I think our world is turning into one giant metaphorical and not-so-metaphorical, nudist camp. I was reminded of this once again when I saw the taped footage of actor Paul Walker’s recent fiery crash in a Santa Clarita parking lot, albeit obscured by a fence. There is not much we can hide these days -not even the hour of our death. Simply, we are naked to the world.
Currently I am engaged in a reading discussion group analyzing the book The Shallows: What the Internet is doing our Brains by Nicholas Carr (next semester the selected book is One Nation Under Sex…though more on that in another blog). The book explains the various ways that technology rewires and changes the landscape of our brains and how this alters the way we process information and, as result, changes one’s self and culture.
I could go on and on about technology, namely mobile devices, and how they are changing the way we think, act, believe, and behave. Yet a new thought occurred to me the other day while conversing with a bright student regarding this topic when it hit me: The internet is making all of us metaphorically -and perhaps even literally- naked, stripped of our protective public clothing; displaying to the world some of our most secretive and hidden moments. And we seem to be doing it willingly with a smile on our face.
As we surrender any sense of privacy in our lives to the welcomed invasion of technology, we are wiping away the facades we have created to effectively manage the impressions we want to present to the world. Indeed I can work to control technology in such a way that I can limit that flow of revealing information, yet it is eventually a losing battle. A simple google search can yield all the information about a person you could ever want to know….and a lot of things we would prefer not to know. Or see.
With cameras on every street corner and in every hand, when anyone with a moderate or high profile attempts to conceal any behaviors it is a losing battle to be sure. Whether it is Brittany’s crotch or Anthony’s wiener, there is no such thing as a flawed or embarrassing moment gone unnoticed or a moment of lack of good judgment gone undetected. In a world of technology, we are its naked and vulnerable inhabitants. How are we to respond to such vulnerability in a culture of everyone knows all?
Society effectively has two choices. The first choice is to reduce the amount of poor choices we make in our life that could possibly get exploited and do our best to keep our legs clenched tight when getting out of a Ferrari with a short skirt. I have no trouble complying with the latter though have fallen victim many times to the former.
The second choice is a much more likely and palatable choice. We must become more accepting of flawed human beings making flawed choices –that is if you believe a man sending a picture of his penis to a potential lover to be “flawed” -some might call it just poor strategy –or good strategy, depending on the penis I suppose. I long for a day when society does not bat an eye when a prominent figure sends out a picture of his junk, likely in a drunken foray, because they realize they could be the next victim in this tell all, see all world.
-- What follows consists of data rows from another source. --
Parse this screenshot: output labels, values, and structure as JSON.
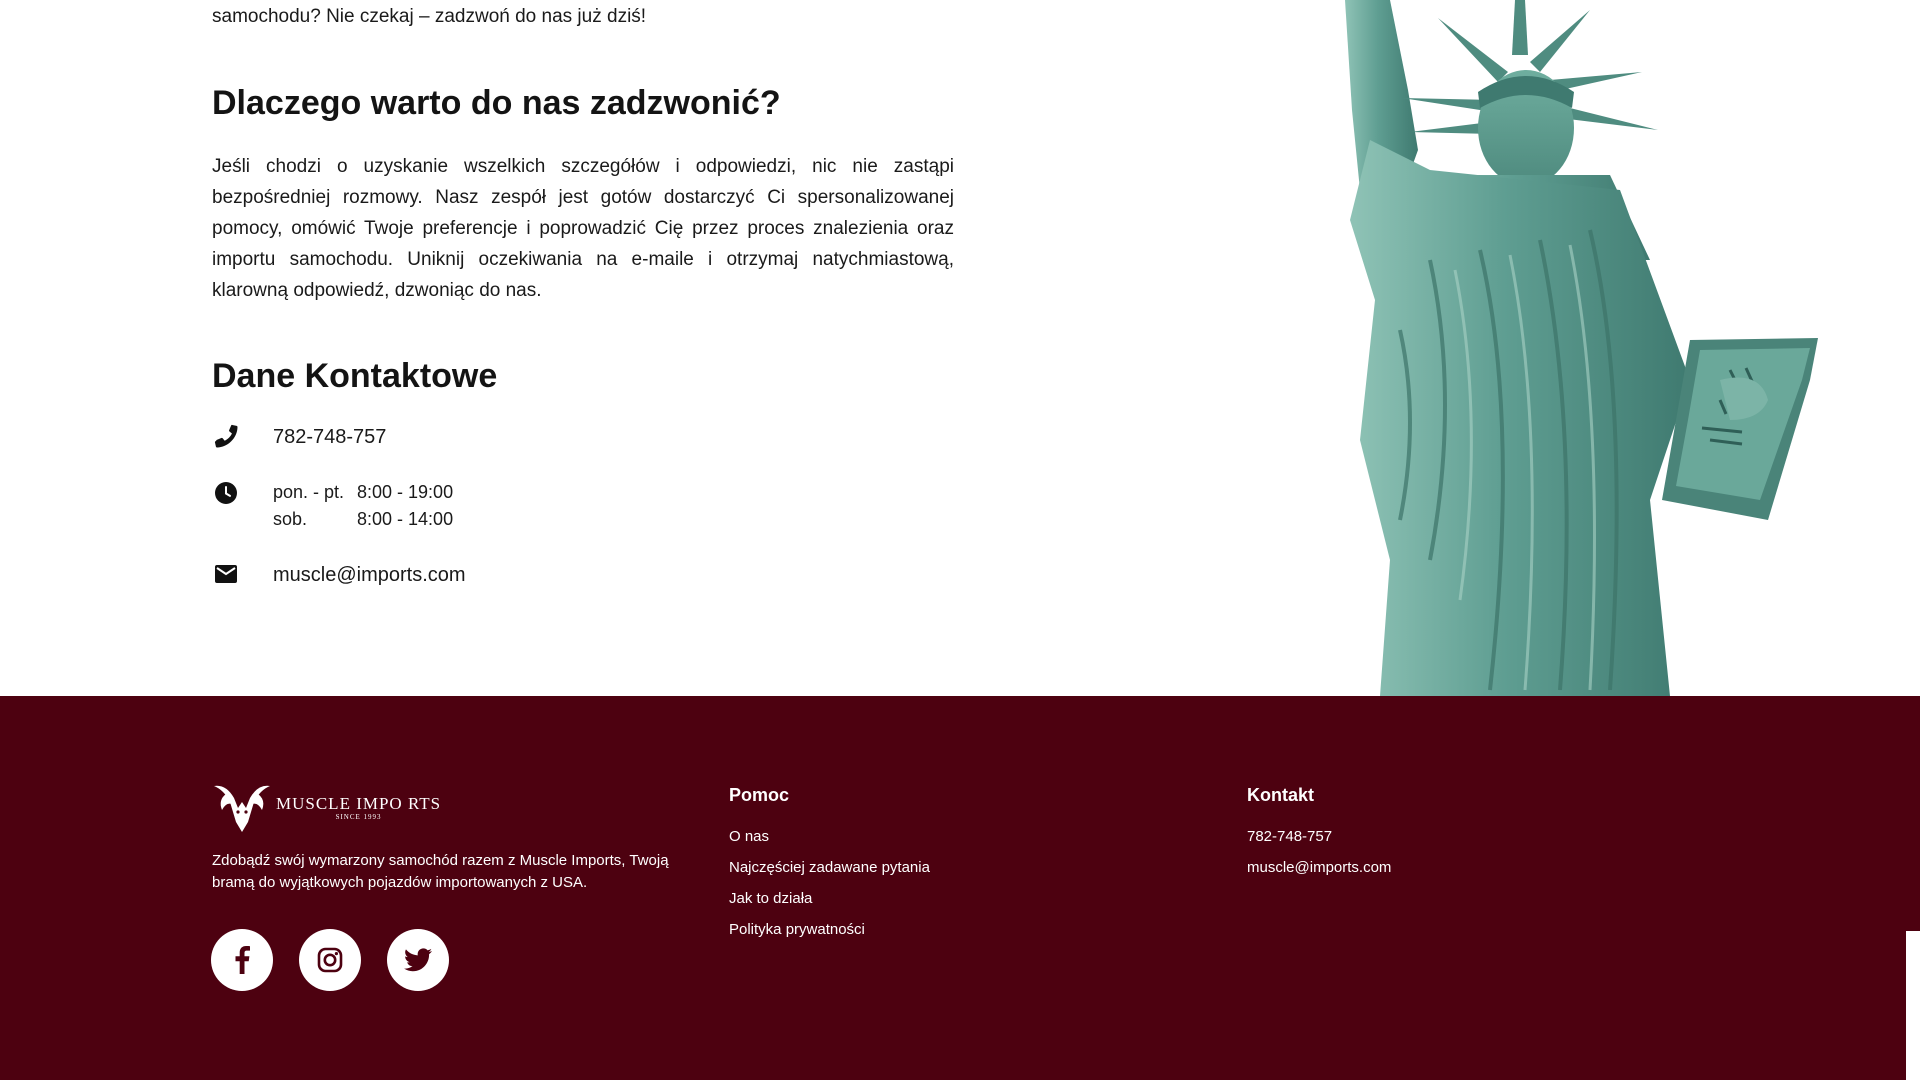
{
  "intro": {
    "tail_text": "samochodu? Nie czekaj – zadzwoń do nas już dziś!"
  },
  "why_call": {
    "heading": "Dlaczego warto do nas zadzwonić?",
    "paragraph": "Jeśli chodzi o uzyskanie wszelkich szczegółów i odpowiedzi, nic nie zastąpi bezpośredniej rozmowy. Nasz zespół jest gotów dostarczyć Ci spersonalizowanej pomocy, omówić Twoje preferencje i poprowadzić Cię przez proces znalezienia oraz importu samochodu. Uniknij oczekiwania na e-maile i otrzymaj natychmiastową, klarowną odpowiedź, dzwoniąc do nas."
  },
  "contact_details": {
    "heading": "Dane Kontaktowe",
    "phone": "782-748-757",
    "hours": [
      {
        "day": "pon. - pt.",
        "time": "8:00 - 19:00"
      },
      {
        "day": "sob.",
        "time": "8:00 - 14:00"
      }
    ],
    "email": "muscle@imports.com",
    "icons": {
      "phone": "phone-icon",
      "hours": "clock-icon",
      "email": "mail-icon"
    }
  },
  "footer": {
    "brand": {
      "name": "MUSCLE IMPO RTS",
      "since": "SINCE 1993"
    },
    "about": "Zdobądź swój wymarzony samochód razem z Muscle Imports, Twoją bramą do wyjątkowych pojazdów importowanych z USA.",
    "socials": [
      "facebook-icon",
      "instagram-icon",
      "twitter-icon"
    ],
    "help": {
      "title": "Pomoc",
      "links": [
        "O nas",
        "Najczęściej zadawane pytania",
        "Jak to działa",
        "Polityka prywatności"
      ]
    },
    "contact": {
      "title": "Kontakt",
      "phone": "782-748-757",
      "email": "muscle@imports.com"
    }
  },
  "colors": {
    "footer_background": "#4d0110",
    "text": "#1a1a1a",
    "statue": "#5f9e92"
  }
}
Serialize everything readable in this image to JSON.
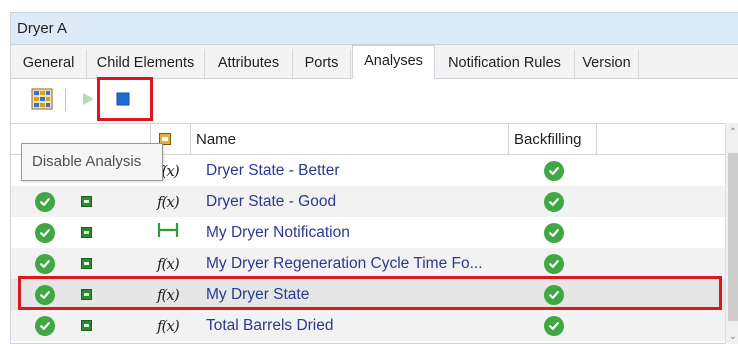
{
  "window": {
    "title": "Dryer A"
  },
  "tabs": [
    {
      "label": "General",
      "active": false
    },
    {
      "label": "Child Elements",
      "active": false
    },
    {
      "label": "Attributes",
      "active": false
    },
    {
      "label": "Ports",
      "active": false
    },
    {
      "label": "Analyses",
      "active": true
    },
    {
      "label": "Notification Rules",
      "active": false
    },
    {
      "label": "Version",
      "active": false
    }
  ],
  "toolbar": {
    "buttons": [
      {
        "icon": "analysis-grid-icon",
        "enabled": true
      },
      {
        "icon": "play-icon",
        "enabled": false
      },
      {
        "icon": "stop-icon",
        "enabled": true,
        "highlighted": true
      }
    ]
  },
  "tooltip": {
    "text": "Disable Analysis"
  },
  "grid": {
    "columns": {
      "name": "Name",
      "backfilling": "Backfilling"
    },
    "rows": [
      {
        "name": "Dryer State - Better",
        "type_icon": "fx-icon",
        "status": "ok",
        "backfilling": "ok",
        "selected": false
      },
      {
        "name": "Dryer State - Good",
        "type_icon": "fx-icon",
        "status": "ok",
        "backfilling": "ok",
        "selected": false
      },
      {
        "name": "My Dryer Notification",
        "type_icon": "notification-bracket-icon",
        "status": "ok",
        "backfilling": "ok",
        "selected": false
      },
      {
        "name": "My Dryer Regeneration Cycle Time Fo...",
        "type_icon": "fx-icon",
        "status": "ok",
        "backfilling": "ok",
        "selected": false
      },
      {
        "name": "My Dryer State",
        "type_icon": "fx-icon",
        "status": "ok",
        "backfilling": "ok",
        "selected": true
      },
      {
        "name": "Total Barrels Dried",
        "type_icon": "fx-icon",
        "status": "ok",
        "backfilling": "ok",
        "selected": false
      }
    ]
  },
  "colors": {
    "highlight": "#d9191c",
    "ok_green": "#3fa743",
    "link_blue": "#2a3a8f",
    "stop_blue": "#1f6ad6"
  }
}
As my grandma once told me, “Let he who is without a picture of his naked penis cast the first stone.” Or maybe it was “don’t go into the neighbor’s yard.” I forget. It was a long time ago.
Am I suggesting that sending out lurid pictures is good idea or is a complete non-issue in sizing up one’s character? No and no. Probably rarely a good idea and may be a relevant issue in determining one’s character pending context of the photo. The issue is not about a revealing photo, rather the issue is lack of discretion and sound judgment by a political leader who is need of such attributes.
Hence we believe sending nude pics is the bastion of the perverted, exhibitionist few, think again. Recently in my Interpersonal Communication class the subject of “sexting” came up. Our textbook states: “One survey revealed that 10 percent of young adults between the ages of 15 and 24 have texted or emailed a nude or partially nude image of themselves to someone else, and 15 percent have received such pictures…of someone they know. Perhaps even more disturbing, 8 percent reported that they had received a nude or partially nude image of someone they knew from a third party.”
After some further discussion, our entire class concluded that those numbers are WAY off- in fact, not even close to the truth (the studies were 5 years old…a lifetime in a technological world). Their estimate was somewhere closer to 75 percent having sexted in one way, shape or form. And they should know…they are the age group in which sexting essentially originated. I guess we are living in both a figuratively naked -everyone can see our business- and literally naked technological world -we are willingly allowing people to see our naughty parts.
Perhaps the dramatic increase in our willingness to share our physical nakedness is only symptomatic of a society losing its desire for any privacy, at any level, whatsoever. We are all becoming metaphorically naked and vulnerable and seem quite comfortable with it. I know I am. Should I be?
I have very little to hide in my life (notice I did not say nothing?) which seems a good place to be in our naked world. I am not sure Paul Walker’s family is pleased his death has been captured on image, albeit an obscured one. Yet, for better or for worse, we can all rest assured that nothing anymore is sacred or private…and I am still trying to decide if I like this nudist camp we have created or not.
In the meantime, think twice before you send your next sext…your political future may be in jeopardy.